■ **Stored items**:
++++++++++

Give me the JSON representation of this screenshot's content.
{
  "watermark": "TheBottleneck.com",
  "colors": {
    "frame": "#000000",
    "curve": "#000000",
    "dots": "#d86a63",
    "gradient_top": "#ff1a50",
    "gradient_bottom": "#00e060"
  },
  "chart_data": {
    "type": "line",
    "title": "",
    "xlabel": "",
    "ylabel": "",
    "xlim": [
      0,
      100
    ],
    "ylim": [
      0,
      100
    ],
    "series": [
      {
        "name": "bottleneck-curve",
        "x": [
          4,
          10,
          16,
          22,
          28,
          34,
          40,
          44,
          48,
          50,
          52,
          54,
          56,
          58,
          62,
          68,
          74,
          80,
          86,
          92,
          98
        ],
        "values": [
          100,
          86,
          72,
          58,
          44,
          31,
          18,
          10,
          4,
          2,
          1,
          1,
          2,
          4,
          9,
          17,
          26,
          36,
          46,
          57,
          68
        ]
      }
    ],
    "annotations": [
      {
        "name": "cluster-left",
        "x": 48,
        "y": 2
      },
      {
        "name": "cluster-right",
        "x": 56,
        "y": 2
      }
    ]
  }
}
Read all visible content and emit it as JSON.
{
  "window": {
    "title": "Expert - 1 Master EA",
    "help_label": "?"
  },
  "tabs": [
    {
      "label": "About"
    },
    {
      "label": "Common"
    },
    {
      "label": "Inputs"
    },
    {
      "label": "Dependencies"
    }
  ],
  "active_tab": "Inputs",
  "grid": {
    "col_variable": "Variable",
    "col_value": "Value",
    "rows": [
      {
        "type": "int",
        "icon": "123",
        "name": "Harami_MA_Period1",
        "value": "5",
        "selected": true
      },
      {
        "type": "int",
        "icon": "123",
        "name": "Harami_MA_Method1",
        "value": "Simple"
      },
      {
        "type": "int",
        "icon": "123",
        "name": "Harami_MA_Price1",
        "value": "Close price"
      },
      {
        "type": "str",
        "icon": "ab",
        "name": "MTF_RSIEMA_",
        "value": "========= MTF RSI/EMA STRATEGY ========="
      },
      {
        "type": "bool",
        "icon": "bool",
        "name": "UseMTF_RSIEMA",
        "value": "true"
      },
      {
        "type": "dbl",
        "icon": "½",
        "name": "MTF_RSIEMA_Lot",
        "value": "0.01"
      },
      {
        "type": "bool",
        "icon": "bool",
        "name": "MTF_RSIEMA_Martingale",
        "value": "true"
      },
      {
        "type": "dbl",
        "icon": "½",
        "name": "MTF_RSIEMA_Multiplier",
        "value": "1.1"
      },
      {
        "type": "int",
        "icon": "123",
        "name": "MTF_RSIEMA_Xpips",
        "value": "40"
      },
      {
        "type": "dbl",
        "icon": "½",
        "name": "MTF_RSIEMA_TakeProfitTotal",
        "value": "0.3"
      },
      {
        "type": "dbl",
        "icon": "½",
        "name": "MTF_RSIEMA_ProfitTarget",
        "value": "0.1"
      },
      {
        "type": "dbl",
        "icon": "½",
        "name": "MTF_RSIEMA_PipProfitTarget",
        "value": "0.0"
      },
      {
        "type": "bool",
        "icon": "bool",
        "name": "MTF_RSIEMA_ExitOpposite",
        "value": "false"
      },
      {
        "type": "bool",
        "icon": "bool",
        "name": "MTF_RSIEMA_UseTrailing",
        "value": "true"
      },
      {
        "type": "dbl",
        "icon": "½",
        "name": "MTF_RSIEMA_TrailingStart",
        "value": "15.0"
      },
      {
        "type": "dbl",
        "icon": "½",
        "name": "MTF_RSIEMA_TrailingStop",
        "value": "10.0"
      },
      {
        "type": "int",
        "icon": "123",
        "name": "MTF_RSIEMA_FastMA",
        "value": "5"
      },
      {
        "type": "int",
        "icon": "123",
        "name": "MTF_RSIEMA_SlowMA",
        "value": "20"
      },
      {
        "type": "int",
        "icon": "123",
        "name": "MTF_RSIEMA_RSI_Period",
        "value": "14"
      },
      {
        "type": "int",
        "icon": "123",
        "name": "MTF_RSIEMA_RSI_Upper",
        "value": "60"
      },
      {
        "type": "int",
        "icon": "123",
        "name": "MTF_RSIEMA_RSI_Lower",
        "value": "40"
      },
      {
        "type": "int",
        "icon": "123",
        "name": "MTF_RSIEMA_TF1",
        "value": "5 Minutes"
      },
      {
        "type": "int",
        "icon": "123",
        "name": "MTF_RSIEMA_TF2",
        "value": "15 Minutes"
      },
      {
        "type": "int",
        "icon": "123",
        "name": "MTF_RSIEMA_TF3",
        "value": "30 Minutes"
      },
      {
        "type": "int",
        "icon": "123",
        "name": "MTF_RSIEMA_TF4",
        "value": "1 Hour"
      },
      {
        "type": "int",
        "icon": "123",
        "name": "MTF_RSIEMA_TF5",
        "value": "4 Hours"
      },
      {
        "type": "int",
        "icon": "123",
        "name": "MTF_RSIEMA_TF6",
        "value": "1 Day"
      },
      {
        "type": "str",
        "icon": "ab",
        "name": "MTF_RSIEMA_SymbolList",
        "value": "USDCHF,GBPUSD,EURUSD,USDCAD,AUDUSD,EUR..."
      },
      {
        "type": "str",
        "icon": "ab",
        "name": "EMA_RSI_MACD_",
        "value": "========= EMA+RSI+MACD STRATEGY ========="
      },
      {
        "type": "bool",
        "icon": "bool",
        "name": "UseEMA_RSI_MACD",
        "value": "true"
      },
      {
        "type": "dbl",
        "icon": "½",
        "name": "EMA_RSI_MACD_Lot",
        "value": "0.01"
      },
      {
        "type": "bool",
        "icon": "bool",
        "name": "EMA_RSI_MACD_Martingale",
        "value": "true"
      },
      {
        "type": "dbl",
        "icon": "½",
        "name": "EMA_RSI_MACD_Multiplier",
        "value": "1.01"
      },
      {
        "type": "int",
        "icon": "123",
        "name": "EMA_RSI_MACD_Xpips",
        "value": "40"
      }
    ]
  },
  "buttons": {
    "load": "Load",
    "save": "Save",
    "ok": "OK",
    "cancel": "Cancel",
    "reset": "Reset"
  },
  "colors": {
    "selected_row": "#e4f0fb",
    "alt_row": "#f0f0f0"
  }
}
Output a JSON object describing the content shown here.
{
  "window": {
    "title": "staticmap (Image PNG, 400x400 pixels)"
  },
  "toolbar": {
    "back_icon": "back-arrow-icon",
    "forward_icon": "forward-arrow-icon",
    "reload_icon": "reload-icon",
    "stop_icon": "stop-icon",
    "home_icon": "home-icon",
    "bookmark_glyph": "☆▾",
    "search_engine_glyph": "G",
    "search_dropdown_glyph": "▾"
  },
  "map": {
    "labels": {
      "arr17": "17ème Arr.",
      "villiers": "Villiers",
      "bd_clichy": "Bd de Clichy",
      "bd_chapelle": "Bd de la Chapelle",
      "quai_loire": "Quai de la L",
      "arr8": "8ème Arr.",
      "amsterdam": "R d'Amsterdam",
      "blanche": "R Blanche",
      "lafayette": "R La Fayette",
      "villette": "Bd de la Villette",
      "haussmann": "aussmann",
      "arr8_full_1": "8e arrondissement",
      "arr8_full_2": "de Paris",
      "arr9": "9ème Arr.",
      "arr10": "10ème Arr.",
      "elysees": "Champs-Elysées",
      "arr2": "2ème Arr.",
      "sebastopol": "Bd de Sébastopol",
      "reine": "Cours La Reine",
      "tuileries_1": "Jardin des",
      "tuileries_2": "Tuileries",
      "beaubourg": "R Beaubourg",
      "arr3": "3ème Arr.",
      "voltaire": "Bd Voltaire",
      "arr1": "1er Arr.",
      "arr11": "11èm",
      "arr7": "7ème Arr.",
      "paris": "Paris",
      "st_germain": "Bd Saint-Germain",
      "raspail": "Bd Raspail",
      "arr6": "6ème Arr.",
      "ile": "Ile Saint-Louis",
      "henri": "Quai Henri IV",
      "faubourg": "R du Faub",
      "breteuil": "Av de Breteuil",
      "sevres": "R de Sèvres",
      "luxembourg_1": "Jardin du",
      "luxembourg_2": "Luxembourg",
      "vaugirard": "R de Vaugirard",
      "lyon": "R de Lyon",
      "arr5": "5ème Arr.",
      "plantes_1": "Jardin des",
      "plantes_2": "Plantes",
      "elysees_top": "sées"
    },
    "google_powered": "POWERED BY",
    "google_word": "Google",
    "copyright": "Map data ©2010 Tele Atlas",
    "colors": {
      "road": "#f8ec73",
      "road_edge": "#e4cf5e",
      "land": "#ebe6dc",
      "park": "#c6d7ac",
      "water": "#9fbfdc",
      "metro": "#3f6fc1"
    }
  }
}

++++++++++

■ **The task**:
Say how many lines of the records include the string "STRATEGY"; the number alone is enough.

■ **Exercise output**:
2